The failure of the August Wilson Center for African American Culture
in downtown Pittsburgh has become the subject of curiosity for many who question why the institution, in a city that favors underdogs, was allowed to fail.
“Where was the voice and the person who was pointing at the Center, saying, 'Yes! No matter what, yes! Oh no, liquidation? No, we've got this, that's who we are,’” Vanessa German, a Pittsburgh artist told NPR
It seems that financial mismanagement and construction budget overages found the $42 million center in the red even before the building on Liberty Avenue in the cultural district opened.
An article in the Pittsburgh Post-Gazette
suggests that the center alienated Pittsburgh’s African American population by abandoning early pioneers of African American culture in the city and by choosing to open downtown, instead of in a neighborhood such as Homewood or the Hill District.
"There are so many plays contained in this story, he would have a field day," German said of the center’s namesake. "Tragedy, disappointment, betrayal — that's the stuff of August Wilson's plays!"

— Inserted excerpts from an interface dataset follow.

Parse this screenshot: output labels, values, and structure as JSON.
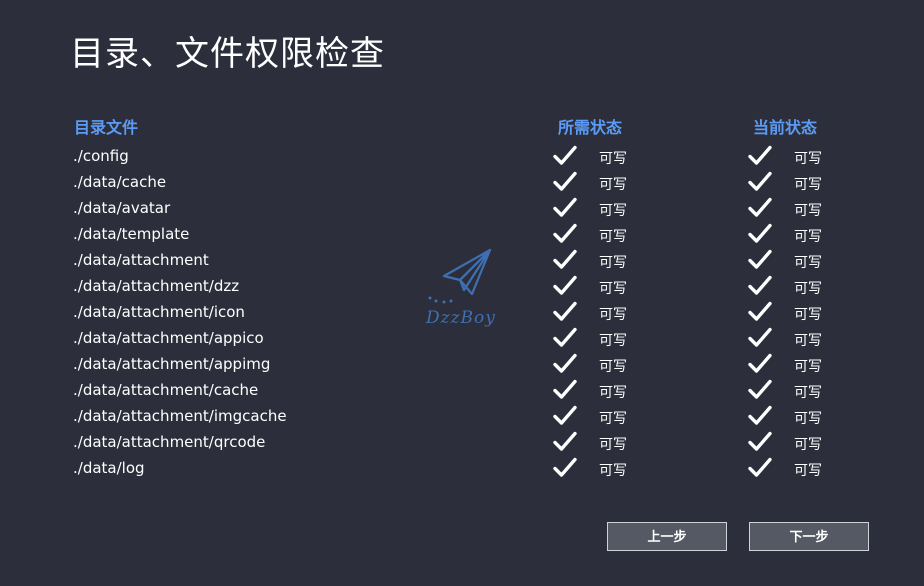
{
  "page": {
    "title": "目录、文件权限检查"
  },
  "table": {
    "headers": {
      "directory": "目录文件",
      "required": "所需状态",
      "current": "当前状态"
    },
    "rows": [
      {
        "path": "./config",
        "required": "可写",
        "current": "可写"
      },
      {
        "path": "./data/cache",
        "required": "可写",
        "current": "可写"
      },
      {
        "path": "./data/avatar",
        "required": "可写",
        "current": "可写"
      },
      {
        "path": "./data/template",
        "required": "可写",
        "current": "可写"
      },
      {
        "path": "./data/attachment",
        "required": "可写",
        "current": "可写"
      },
      {
        "path": "./data/attachment/dzz",
        "required": "可写",
        "current": "可写"
      },
      {
        "path": "./data/attachment/icon",
        "required": "可写",
        "current": "可写"
      },
      {
        "path": "./data/attachment/appico",
        "required": "可写",
        "current": "可写"
      },
      {
        "path": "./data/attachment/appimg",
        "required": "可写",
        "current": "可写"
      },
      {
        "path": "./data/attachment/cache",
        "required": "可写",
        "current": "可写"
      },
      {
        "path": "./data/attachment/imgcache",
        "required": "可写",
        "current": "可写"
      },
      {
        "path": "./data/attachment/qrcode",
        "required": "可写",
        "current": "可写"
      },
      {
        "path": "./data/log",
        "required": "可写",
        "current": "可写"
      }
    ]
  },
  "watermark": {
    "text": "DzzBoy",
    "icon": "paper-plane-icon"
  },
  "buttons": {
    "prev": "上一步",
    "next": "下一步"
  },
  "colors": {
    "background": "#2c2f3b",
    "accent": "#5b9bf5",
    "button_bg": "#555963",
    "watermark": "#3f6fb0"
  }
}
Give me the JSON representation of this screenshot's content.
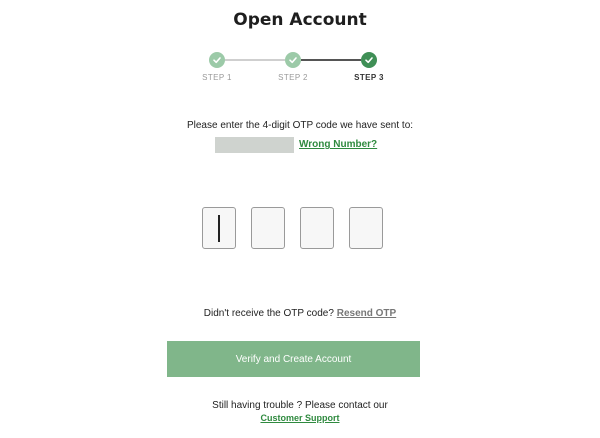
{
  "header": {
    "title": "Open Account"
  },
  "stepper": {
    "steps": [
      {
        "label": "STEP 1",
        "state": "done"
      },
      {
        "label": "STEP 2",
        "state": "done"
      },
      {
        "label": "STEP 3",
        "state": "current"
      }
    ],
    "done_color": "#9ccaa8",
    "current_color": "#3f8f56"
  },
  "otp": {
    "instruction": "Please enter the 4-digit OTP code we have sent to:",
    "wrong_number_label": "Wrong Number?",
    "digits": [
      "",
      "",
      "",
      ""
    ]
  },
  "resend": {
    "prompt": "Didn't receive the OTP code?",
    "link_label": "Resend OTP"
  },
  "actions": {
    "verify_label": "Verify and Create Account",
    "verify_color": "#80b68a"
  },
  "footer": {
    "trouble_text": "Still having trouble ? Please contact our",
    "support_label": "Customer Support"
  }
}
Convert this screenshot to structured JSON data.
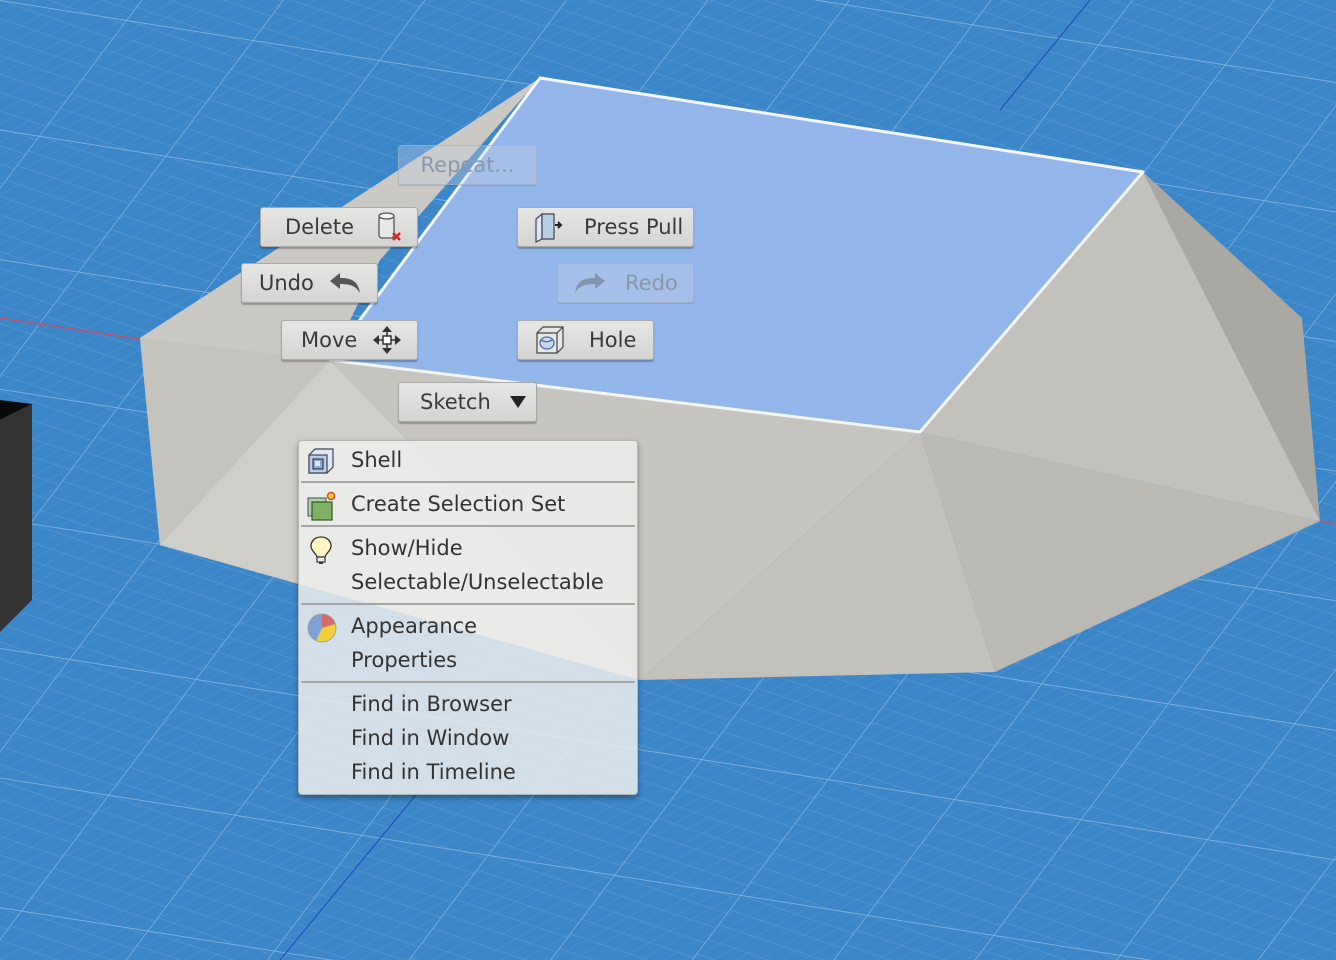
{
  "viewport": {
    "background_color": "#3b86c8",
    "grid_line_color": "#7fb0dc",
    "selected_face_color": "#92b6ea",
    "body_color": "#c4c3bd",
    "x_axis_color": "#c0506a",
    "y_axis_color": "#1f4fc0"
  },
  "marking_menu": {
    "repeat": {
      "label": "Repeat...",
      "enabled": false
    },
    "delete": {
      "label": "Delete",
      "icon": "delete-body-icon",
      "enabled": true
    },
    "press_pull": {
      "label": "Press Pull",
      "icon": "press-pull-icon",
      "enabled": true
    },
    "undo": {
      "label": "Undo",
      "icon": "undo-arrow-icon",
      "enabled": true
    },
    "redo": {
      "label": "Redo",
      "icon": "redo-arrow-icon",
      "enabled": false
    },
    "move": {
      "label": "Move",
      "icon": "move-arrows-icon",
      "enabled": true
    },
    "hole": {
      "label": "Hole",
      "icon": "hole-icon",
      "enabled": true
    },
    "sketch": {
      "label": "Sketch",
      "icon": "dropdown-triangle-icon",
      "enabled": true
    }
  },
  "context_menu": {
    "groups": [
      [
        {
          "label": "Shell",
          "icon": "shell-icon"
        }
      ],
      [
        {
          "label": "Create Selection Set",
          "icon": "selection-set-icon"
        }
      ],
      [
        {
          "label": "Show/Hide",
          "icon": "lightbulb-icon"
        },
        {
          "label": "Selectable/Unselectable",
          "icon": ""
        }
      ],
      [
        {
          "label": "Appearance",
          "icon": "appearance-icon"
        },
        {
          "label": "Properties",
          "icon": ""
        }
      ],
      [
        {
          "label": "Find in Browser",
          "icon": ""
        },
        {
          "label": "Find in Window",
          "icon": ""
        },
        {
          "label": "Find in Timeline",
          "icon": ""
        }
      ]
    ]
  }
}
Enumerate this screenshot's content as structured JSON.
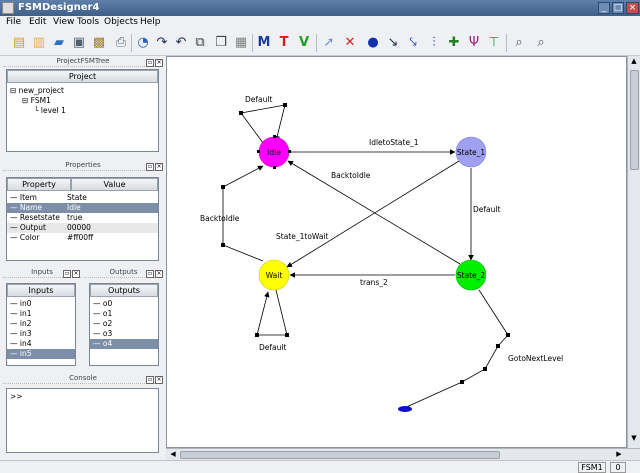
{
  "window": {
    "title": "FSMDesigner4"
  },
  "menu": [
    "File",
    "Edit",
    "View",
    "Tools",
    "Objects",
    "Help"
  ],
  "docks": {
    "project_tree": {
      "dock_title": "ProjectFSMTree",
      "header": "Project",
      "items": [
        "new_project",
        "FSM1",
        "level 1"
      ]
    },
    "properties": {
      "dock_title": "Properties",
      "col_property": "Property",
      "col_value": "Value",
      "rows": [
        {
          "name": "Item",
          "value": "State"
        },
        {
          "name": "Name",
          "value": "Idle"
        },
        {
          "name": "Resetstate",
          "value": "true"
        },
        {
          "name": "Output",
          "value": "00000"
        },
        {
          "name": "Color",
          "value": "#ff00ff"
        }
      ]
    },
    "inputs": {
      "dock_title": "Inputs",
      "header": "Inputs",
      "items": [
        "in0",
        "in1",
        "in2",
        "in3",
        "in4",
        "in5"
      ]
    },
    "outputs": {
      "dock_title": "Outputs",
      "header": "Outputs",
      "items": [
        "o0",
        "o1",
        "o2",
        "o3",
        "o4"
      ]
    },
    "console": {
      "dock_title": "Console",
      "prompt": ">>"
    }
  },
  "diagram": {
    "states": [
      {
        "name": "Idle",
        "color": "#ff00ff"
      },
      {
        "name": "State_1",
        "color": "#a0a0f0"
      },
      {
        "name": "Wait",
        "color": "#ffff00"
      },
      {
        "name": "State_2",
        "color": "#00ee00"
      }
    ],
    "transitions": {
      "idle_loop": "Default",
      "idle_to_state1": "IdletoState_1",
      "back_to_idle": "BacktoIdle",
      "state1_default": "Default",
      "state1_to_wait": "State_1toWait",
      "wait_back": "BacktoIdle",
      "trans2": "trans_2",
      "wait_loop": "Default",
      "goto_next": "GotoNextLevel"
    }
  },
  "status": {
    "fsm": "FSM1",
    "level": "0"
  }
}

*Note, this story was written by Pittsburgh's own Larkin Page-Jacobs of WESA